**** Task material

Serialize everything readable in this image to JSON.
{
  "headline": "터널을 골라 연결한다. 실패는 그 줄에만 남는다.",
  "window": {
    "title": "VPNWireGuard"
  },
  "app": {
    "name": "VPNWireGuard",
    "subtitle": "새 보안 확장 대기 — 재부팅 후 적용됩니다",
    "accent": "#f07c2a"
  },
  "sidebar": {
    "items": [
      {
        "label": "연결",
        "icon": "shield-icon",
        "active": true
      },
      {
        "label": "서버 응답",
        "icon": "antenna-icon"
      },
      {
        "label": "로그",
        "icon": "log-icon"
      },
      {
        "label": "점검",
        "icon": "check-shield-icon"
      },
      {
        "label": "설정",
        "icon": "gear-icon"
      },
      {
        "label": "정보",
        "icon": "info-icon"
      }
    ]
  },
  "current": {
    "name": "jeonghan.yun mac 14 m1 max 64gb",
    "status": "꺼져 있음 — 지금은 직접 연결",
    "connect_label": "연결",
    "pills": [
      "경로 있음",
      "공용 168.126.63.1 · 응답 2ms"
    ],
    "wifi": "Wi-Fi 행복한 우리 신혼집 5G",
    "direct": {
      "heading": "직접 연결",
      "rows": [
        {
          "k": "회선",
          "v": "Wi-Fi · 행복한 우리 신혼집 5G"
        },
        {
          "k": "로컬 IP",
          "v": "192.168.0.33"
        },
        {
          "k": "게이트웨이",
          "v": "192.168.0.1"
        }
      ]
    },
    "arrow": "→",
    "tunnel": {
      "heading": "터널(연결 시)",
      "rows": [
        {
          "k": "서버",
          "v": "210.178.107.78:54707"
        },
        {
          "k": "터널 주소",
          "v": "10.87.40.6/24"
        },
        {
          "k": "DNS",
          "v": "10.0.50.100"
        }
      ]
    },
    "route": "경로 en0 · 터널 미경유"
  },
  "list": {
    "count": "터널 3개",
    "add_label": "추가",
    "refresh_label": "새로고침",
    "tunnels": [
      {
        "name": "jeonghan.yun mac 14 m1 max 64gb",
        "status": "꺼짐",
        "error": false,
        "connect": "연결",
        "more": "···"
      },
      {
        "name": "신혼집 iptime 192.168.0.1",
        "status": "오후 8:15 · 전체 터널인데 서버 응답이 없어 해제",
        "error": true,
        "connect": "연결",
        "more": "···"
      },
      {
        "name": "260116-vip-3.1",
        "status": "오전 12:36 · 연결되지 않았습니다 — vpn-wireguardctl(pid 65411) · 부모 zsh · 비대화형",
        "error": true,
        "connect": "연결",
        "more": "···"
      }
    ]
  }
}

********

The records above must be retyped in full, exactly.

Serialize everything readable in this image to JSON.
{
  "headline": "터널을 골라 연결한다. 실패는 그 줄에만 남는다.",
  "window": {
    "title": "VPNWireGuard"
  },
  "app": {
    "name": "VPNWireGuard",
    "subtitle": "새 보안 확장 대기 — 재부팅 후 적용됩니다",
    "accent": "#f07c2a"
  },
  "sidebar": {
    "items": [
      {
        "label": "연결",
        "icon": "shield-icon",
        "active": true
      },
      {
        "label": "서버 응답",
        "icon": "antenna-icon"
      },
      {
        "label": "로그",
        "icon": "log-icon"
      },
      {
        "label": "점검",
        "icon": "check-shield-icon"
      },
      {
        "label": "설정",
        "icon": "gear-icon"
      },
      {
        "label": "정보",
        "icon": "info-icon"
      }
    ]
  },
  "current": {
    "name": "jeonghan.yun mac 14 m1 max 64gb",
    "status": "꺼져 있음 — 지금은 직접 연결",
    "connect_label": "연결",
    "pills": [
      "경로 있음",
      "공용 168.126.63.1 · 응답 2ms"
    ],
    "wifi": "Wi-Fi 행복한 우리 신혼집 5G",
    "direct": {
      "heading": "직접 연결",
      "rows": [
        {
          "k": "회선",
          "v": "Wi-Fi · 행복한 우리 신혼집 5G"
        },
        {
          "k": "로컬 IP",
          "v": "192.168.0.33"
        },
        {
          "k": "게이트웨이",
          "v": "192.168.0.1"
        }
      ]
    },
    "arrow": "→",
    "tunnel": {
      "heading": "터널(연결 시)",
      "rows": [
        {
          "k": "서버",
          "v": "210.178.107.78:54707"
        },
        {
          "k": "터널 주소",
          "v": "10.87.40.6/24"
        },
        {
          "k": "DNS",
          "v": "10.0.50.100"
        }
      ]
    },
    "route": "경로 en0 · 터널 미경유"
  },
  "list": {
    "count": "터널 3개",
    "add_label": "추가",
    "refresh_label": "새로고침",
    "tunnels": [
      {
        "name": "jeonghan.yun mac 14 m1 max 64gb",
        "status": "꺼짐",
        "error": false,
        "connect": "연결",
        "more": "···"
      },
      {
        "name": "신혼집 iptime 192.168.0.1",
        "status": "오후 8:15 · 전체 터널인데 서버 응답이 없어 해제",
        "error": true,
        "connect": "연결",
        "more": "···"
      },
      {
        "name": "260116-vip-3.1",
        "status": "오전 12:36 · 연결되지 않았습니다 — vpn-wireguardctl(pid 65411) · 부모 zsh · 비대화형",
        "error": true,
        "connect": "연결",
        "more": "···"
      }
    ]
  }
}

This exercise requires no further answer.